§ **TRY IT**:
Can you pull out each line of the data below that includes the word "Paste"?

**** EXERCISE DATA

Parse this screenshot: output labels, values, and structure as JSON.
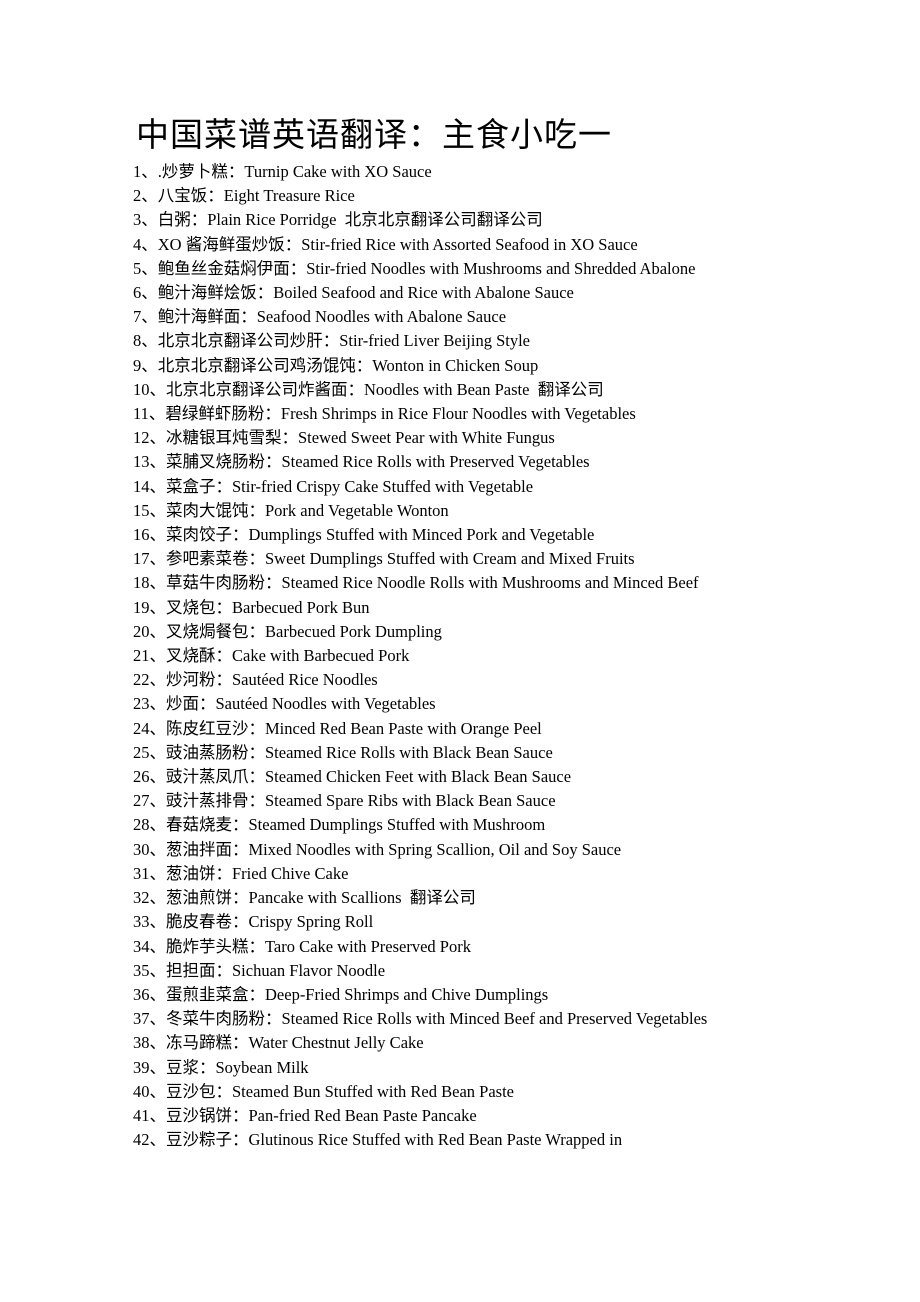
{
  "document": {
    "title": "中国菜谱英语翻译：主食小吃一",
    "separator": "、",
    "colon": "：",
    "space": " "
  },
  "list": {
    "items": [
      {
        "index": "1",
        "cn": ".炒萝卜糕",
        "en": "Turnip Cake with XO Sauce",
        "note": ""
      },
      {
        "index": "2",
        "cn": "八宝饭",
        "en": "Eight Treasure Rice",
        "note": ""
      },
      {
        "index": "3",
        "cn": "白粥",
        "en": "Plain Rice Porridge",
        "note": "北京北京翻译公司翻译公司"
      },
      {
        "index": "4",
        "cn": "XO 酱海鲜蛋炒饭",
        "en": "Stir-fried Rice with Assorted Seafood in XO Sauce",
        "note": ""
      },
      {
        "index": "5",
        "cn": "鲍鱼丝金菇焖伊面",
        "en": "Stir-fried Noodles with Mushrooms and Shredded Abalone",
        "note": ""
      },
      {
        "index": "6",
        "cn": "鲍汁海鲜烩饭",
        "en": "Boiled Seafood and Rice with Abalone Sauce",
        "note": ""
      },
      {
        "index": "7",
        "cn": "鲍汁海鲜面",
        "en": "Seafood Noodles with Abalone Sauce",
        "note": ""
      },
      {
        "index": "8",
        "cn": "北京北京翻译公司炒肝",
        "en": "Stir-fried Liver Beijing Style",
        "note": ""
      },
      {
        "index": "9",
        "cn": "北京北京翻译公司鸡汤馄饨",
        "en": "Wonton in Chicken Soup",
        "note": ""
      },
      {
        "index": "10",
        "cn": "北京北京翻译公司炸酱面",
        "en": "Noodles with Bean Paste",
        "note": "翻译公司"
      },
      {
        "index": "11",
        "cn": "碧绿鲜虾肠粉",
        "en": "Fresh Shrimps in Rice Flour Noodles with Vegetables",
        "note": ""
      },
      {
        "index": "12",
        "cn": "冰糖银耳炖雪梨",
        "en": "Stewed Sweet Pear with White Fungus",
        "note": ""
      },
      {
        "index": "13",
        "cn": "菜脯叉烧肠粉",
        "en": "Steamed Rice Rolls with Preserved Vegetables",
        "note": ""
      },
      {
        "index": "14",
        "cn": "菜盒子",
        "en": "Stir-fried Crispy Cake Stuffed with Vegetable",
        "note": ""
      },
      {
        "index": "15",
        "cn": "菜肉大馄饨",
        "en": "Pork and Vegetable Wonton",
        "note": ""
      },
      {
        "index": "16",
        "cn": "菜肉饺子",
        "en": "Dumplings Stuffed with Minced Pork and Vegetable",
        "note": ""
      },
      {
        "index": "17",
        "cn": "参吧素菜卷",
        "en": "Sweet Dumplings Stuffed with Cream and Mixed Fruits",
        "note": ""
      },
      {
        "index": "18",
        "cn": "草菇牛肉肠粉",
        "en": "Steamed Rice Noodle Rolls with Mushrooms and Minced Beef",
        "note": ""
      },
      {
        "index": "19",
        "cn": "叉烧包",
        "en": "Barbecued Pork Bun",
        "note": ""
      },
      {
        "index": "20",
        "cn": "叉烧焗餐包",
        "en": "Barbecued Pork Dumpling",
        "note": ""
      },
      {
        "index": "21",
        "cn": "叉烧酥",
        "en": "Cake with Barbecued Pork",
        "note": ""
      },
      {
        "index": "22",
        "cn": "炒河粉",
        "en": "Sautéed Rice Noodles",
        "note": ""
      },
      {
        "index": "23",
        "cn": "炒面",
        "en": "Sautéed Noodles with Vegetables",
        "note": ""
      },
      {
        "index": "24",
        "cn": "陈皮红豆沙",
        "en": "Minced Red Bean Paste with Orange Peel",
        "note": ""
      },
      {
        "index": "25",
        "cn": "豉油蒸肠粉",
        "en": "Steamed Rice Rolls with Black Bean Sauce",
        "note": ""
      },
      {
        "index": "26",
        "cn": "豉汁蒸凤爪",
        "en": "Steamed Chicken Feet with Black Bean Sauce",
        "note": ""
      },
      {
        "index": "27",
        "cn": "豉汁蒸排骨",
        "en": "Steamed Spare Ribs with Black Bean Sauce",
        "note": ""
      },
      {
        "index": "28",
        "cn": "春菇烧麦",
        "en": "Steamed Dumplings Stuffed with Mushroom",
        "note": ""
      },
      {
        "index": "30",
        "cn": "葱油拌面",
        "en": "Mixed Noodles with Spring Scallion, Oil and Soy Sauce",
        "note": ""
      },
      {
        "index": "31",
        "cn": "葱油饼",
        "en": "Fried Chive Cake",
        "note": ""
      },
      {
        "index": "32",
        "cn": "葱油煎饼",
        "en": "Pancake with Scallions",
        "note": "翻译公司"
      },
      {
        "index": "33",
        "cn": "脆皮春卷",
        "en": "Crispy Spring Roll",
        "note": ""
      },
      {
        "index": "34",
        "cn": "脆炸芋头糕",
        "en": "Taro Cake with Preserved Pork",
        "note": ""
      },
      {
        "index": "35",
        "cn": "担担面",
        "en": "Sichuan Flavor Noodle",
        "note": ""
      },
      {
        "index": "36",
        "cn": "蛋煎韭菜盒",
        "en": "Deep-Fried Shrimps and Chive Dumplings",
        "note": ""
      },
      {
        "index": "37",
        "cn": "冬菜牛肉肠粉",
        "en": "Steamed Rice Rolls with Minced Beef and Preserved Vegetables",
        "note": ""
      },
      {
        "index": "38",
        "cn": "冻马蹄糕",
        "en": "Water Chestnut Jelly Cake",
        "note": ""
      },
      {
        "index": "39",
        "cn": "豆浆",
        "en": "Soybean Milk",
        "note": ""
      },
      {
        "index": "40",
        "cn": "豆沙包",
        "en": "Steamed Bun Stuffed with Red Bean Paste",
        "note": ""
      },
      {
        "index": "41",
        "cn": "豆沙锅饼",
        "en": "Pan-fried Red Bean Paste Pancake",
        "note": ""
      },
      {
        "index": "42",
        "cn": "豆沙粽子",
        "en": "Glutinous Rice Stuffed with Red Bean Paste Wrapped in",
        "note": ""
      }
    ]
  }
}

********

§ **SOLUTION TO THIS EXERCISE**:
        "en": "Noodles with Bean Paste",
        "en": "Minced Red Bean Paste with Orange Peel",
        "en": "Steamed Bun Stuffed with Red Bean Paste",
        "en": "Pan-fried Red Bean Paste Pancake",
        "en": "Glutinous Rice Stuffed with Red Bean Paste Wrapped in",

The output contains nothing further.